→ **Prompt**
Copy each line below exactly and leave the pictures out.

====== Data records

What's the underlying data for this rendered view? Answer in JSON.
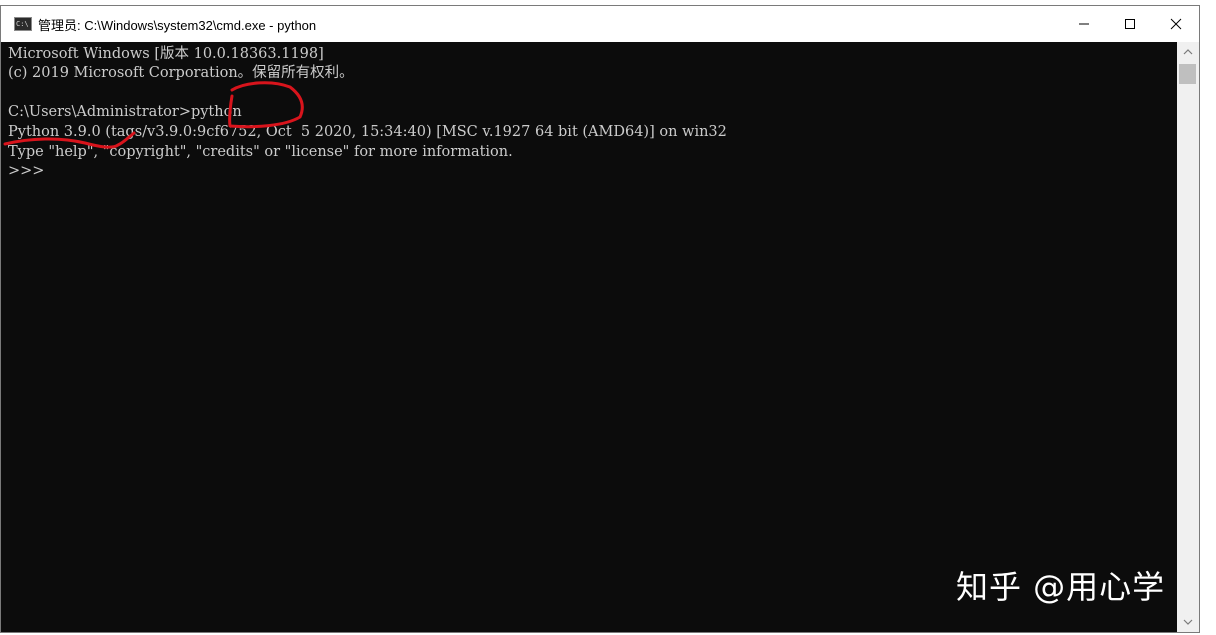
{
  "window": {
    "title": "管理员: C:\\Windows\\system32\\cmd.exe - python",
    "app_icon_text": "C:\\",
    "controls": [
      "minimize",
      "maximize",
      "close"
    ]
  },
  "console": {
    "lines": [
      "Microsoft Windows [版本 10.0.18363.1198]",
      "(c) 2019 Microsoft Corporation。保留所有权利。",
      "",
      "C:\\Users\\Administrator>python",
      "Python 3.9.0 (tags/v3.9.0:9cf6752, Oct  5 2020, 15:34:40) [MSC v.1927 64 bit (AMD64)] on win32",
      "Type \"help\", \"copyright\", \"credits\" or \"license\" for more information.",
      ">>>"
    ]
  },
  "watermark": "知乎 @用心学",
  "colors": {
    "console_bg": "#0c0c0c",
    "console_text": "#cccccc",
    "annotation_ink": "#d8141c",
    "titlebar_bg": "#ffffff"
  }
}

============

→ **Written solution**
What's the underlying data for this rendered view? Answer in JSON.
{
  "window": {
    "title": "管理员: C:\\Windows\\system32\\cmd.exe - python",
    "app_icon_text": "C:\\",
    "controls": [
      "minimize",
      "maximize",
      "close"
    ]
  },
  "console": {
    "lines": [
      "Microsoft Windows [版本 10.0.18363.1198]",
      "(c) 2019 Microsoft Corporation。保留所有权利。",
      "",
      "C:\\Users\\Administrator>python",
      "Python 3.9.0 (tags/v3.9.0:9cf6752, Oct  5 2020, 15:34:40) [MSC v.1927 64 bit (AMD64)] on win32",
      "Type \"help\", \"copyright\", \"credits\" or \"license\" for more information.",
      ">>>"
    ]
  },
  "watermark": "知乎 @用心学",
  "colors": {
    "console_bg": "#0c0c0c",
    "console_text": "#cccccc",
    "annotation_ink": "#d8141c",
    "titlebar_bg": "#ffffff"
  }
}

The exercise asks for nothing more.